[THE DATA Boundary: Start]

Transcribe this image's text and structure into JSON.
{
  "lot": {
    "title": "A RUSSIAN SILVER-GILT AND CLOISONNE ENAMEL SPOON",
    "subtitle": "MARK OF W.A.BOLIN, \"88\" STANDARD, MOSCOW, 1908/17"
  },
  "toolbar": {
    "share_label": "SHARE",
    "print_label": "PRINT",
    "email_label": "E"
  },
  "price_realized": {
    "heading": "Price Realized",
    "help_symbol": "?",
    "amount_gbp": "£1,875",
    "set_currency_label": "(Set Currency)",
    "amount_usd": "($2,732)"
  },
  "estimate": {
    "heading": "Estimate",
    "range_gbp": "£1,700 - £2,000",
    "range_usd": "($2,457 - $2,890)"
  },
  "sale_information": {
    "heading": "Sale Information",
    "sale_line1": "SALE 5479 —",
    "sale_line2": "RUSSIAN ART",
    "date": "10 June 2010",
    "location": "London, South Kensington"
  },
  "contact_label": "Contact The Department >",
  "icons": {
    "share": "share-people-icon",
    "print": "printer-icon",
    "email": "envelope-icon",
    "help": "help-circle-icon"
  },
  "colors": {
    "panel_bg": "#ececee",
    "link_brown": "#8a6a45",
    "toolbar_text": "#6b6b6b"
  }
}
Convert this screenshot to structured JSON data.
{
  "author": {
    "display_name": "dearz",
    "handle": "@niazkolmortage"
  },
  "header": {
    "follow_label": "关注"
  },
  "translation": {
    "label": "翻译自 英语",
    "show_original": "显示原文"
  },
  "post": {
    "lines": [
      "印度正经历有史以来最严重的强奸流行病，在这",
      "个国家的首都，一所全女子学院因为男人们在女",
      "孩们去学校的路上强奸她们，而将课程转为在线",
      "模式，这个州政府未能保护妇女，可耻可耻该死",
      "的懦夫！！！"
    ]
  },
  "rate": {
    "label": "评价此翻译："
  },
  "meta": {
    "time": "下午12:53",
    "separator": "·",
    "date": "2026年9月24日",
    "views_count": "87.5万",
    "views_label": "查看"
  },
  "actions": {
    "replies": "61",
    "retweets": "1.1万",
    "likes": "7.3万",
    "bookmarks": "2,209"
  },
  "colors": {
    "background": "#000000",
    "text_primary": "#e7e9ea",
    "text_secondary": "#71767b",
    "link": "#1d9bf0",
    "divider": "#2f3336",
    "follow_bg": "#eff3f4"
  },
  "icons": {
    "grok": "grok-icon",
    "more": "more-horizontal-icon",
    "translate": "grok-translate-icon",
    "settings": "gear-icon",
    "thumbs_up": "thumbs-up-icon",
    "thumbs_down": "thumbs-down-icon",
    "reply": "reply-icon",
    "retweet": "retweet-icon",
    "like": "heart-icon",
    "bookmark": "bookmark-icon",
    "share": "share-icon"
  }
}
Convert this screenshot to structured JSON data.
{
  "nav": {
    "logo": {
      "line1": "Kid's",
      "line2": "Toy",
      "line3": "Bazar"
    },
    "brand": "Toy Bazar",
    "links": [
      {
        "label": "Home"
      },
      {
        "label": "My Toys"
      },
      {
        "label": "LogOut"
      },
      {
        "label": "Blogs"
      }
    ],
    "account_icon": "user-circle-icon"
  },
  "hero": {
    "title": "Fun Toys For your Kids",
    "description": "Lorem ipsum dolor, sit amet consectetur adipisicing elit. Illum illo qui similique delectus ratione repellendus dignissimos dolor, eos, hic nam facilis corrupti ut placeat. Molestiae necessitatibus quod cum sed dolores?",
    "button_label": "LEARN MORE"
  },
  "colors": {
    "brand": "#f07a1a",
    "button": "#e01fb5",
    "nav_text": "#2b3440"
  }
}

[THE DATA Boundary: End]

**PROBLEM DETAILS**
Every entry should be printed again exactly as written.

**SOLUTION TO THE PROBLEM**
Transcribe this image's text and structure into JSON.
{
  "lot": {
    "title": "A RUSSIAN SILVER-GILT AND CLOISONNE ENAMEL SPOON",
    "subtitle": "MARK OF W.A.BOLIN, \"88\" STANDARD, MOSCOW, 1908/17"
  },
  "toolbar": {
    "share_label": "SHARE",
    "print_label": "PRINT",
    "email_label": "E"
  },
  "price_realized": {
    "heading": "Price Realized",
    "help_symbol": "?",
    "amount_gbp": "£1,875",
    "set_currency_label": "(Set Currency)",
    "amount_usd": "($2,732)"
  },
  "estimate": {
    "heading": "Estimate",
    "range_gbp": "£1,700 - £2,000",
    "range_usd": "($2,457 - $2,890)"
  },
  "sale_information": {
    "heading": "Sale Information",
    "sale_line1": "SALE 5479 —",
    "sale_line2": "RUSSIAN ART",
    "date": "10 June 2010",
    "location": "London, South Kensington"
  },
  "contact_label": "Contact The Department >",
  "icons": {
    "share": "share-people-icon",
    "print": "printer-icon",
    "email": "envelope-icon",
    "help": "help-circle-icon"
  },
  "colors": {
    "panel_bg": "#ececee",
    "link_brown": "#8a6a45",
    "toolbar_text": "#6b6b6b"
  }
}
Convert this screenshot to structured JSON data.
{
  "author": {
    "display_name": "dearz",
    "handle": "@niazkolmortage"
  },
  "header": {
    "follow_label": "关注"
  },
  "translation": {
    "label": "翻译自 英语",
    "show_original": "显示原文"
  },
  "post": {
    "lines": [
      "印度正经历有史以来最严重的强奸流行病，在这",
      "个国家的首都，一所全女子学院因为男人们在女",
      "孩们去学校的路上强奸她们，而将课程转为在线",
      "模式，这个州政府未能保护妇女，可耻可耻该死",
      "的懦夫！！！"
    ]
  },
  "rate": {
    "label": "评价此翻译："
  },
  "meta": {
    "time": "下午12:53",
    "separator": "·",
    "date": "2026年9月24日",
    "views_count": "87.5万",
    "views_label": "查看"
  },
  "actions": {
    "replies": "61",
    "retweets": "1.1万",
    "likes": "7.3万",
    "bookmarks": "2,209"
  },
  "colors": {
    "background": "#000000",
    "text_primary": "#e7e9ea",
    "text_secondary": "#71767b",
    "link": "#1d9bf0",
    "divider": "#2f3336",
    "follow_bg": "#eff3f4"
  },
  "icons": {
    "grok": "grok-icon",
    "more": "more-horizontal-icon",
    "translate": "grok-translate-icon",
    "settings": "gear-icon",
    "thumbs_up": "thumbs-up-icon",
    "thumbs_down": "thumbs-down-icon",
    "reply": "reply-icon",
    "retweet": "retweet-icon",
    "like": "heart-icon",
    "bookmark": "bookmark-icon",
    "share": "share-icon"
  }
}
Convert this screenshot to structured JSON data.
{
  "nav": {
    "logo": {
      "line1": "Kid's",
      "line2": "Toy",
      "line3": "Bazar"
    },
    "brand": "Toy Bazar",
    "links": [
      {
        "label": "Home"
      },
      {
        "label": "My Toys"
      },
      {
        "label": "LogOut"
      },
      {
        "label": "Blogs"
      }
    ],
    "account_icon": "user-circle-icon"
  },
  "hero": {
    "title": "Fun Toys For your Kids",
    "description": "Lorem ipsum dolor, sit amet consectetur adipisicing elit. Illum illo qui similique delectus ratione repellendus dignissimos dolor, eos, hic nam facilis corrupti ut placeat. Molestiae necessitatibus quod cum sed dolores?",
    "button_label": "LEARN MORE"
  },
  "colors": {
    "brand": "#f07a1a",
    "button": "#e01fb5",
    "nav_text": "#2b3440"
  }
}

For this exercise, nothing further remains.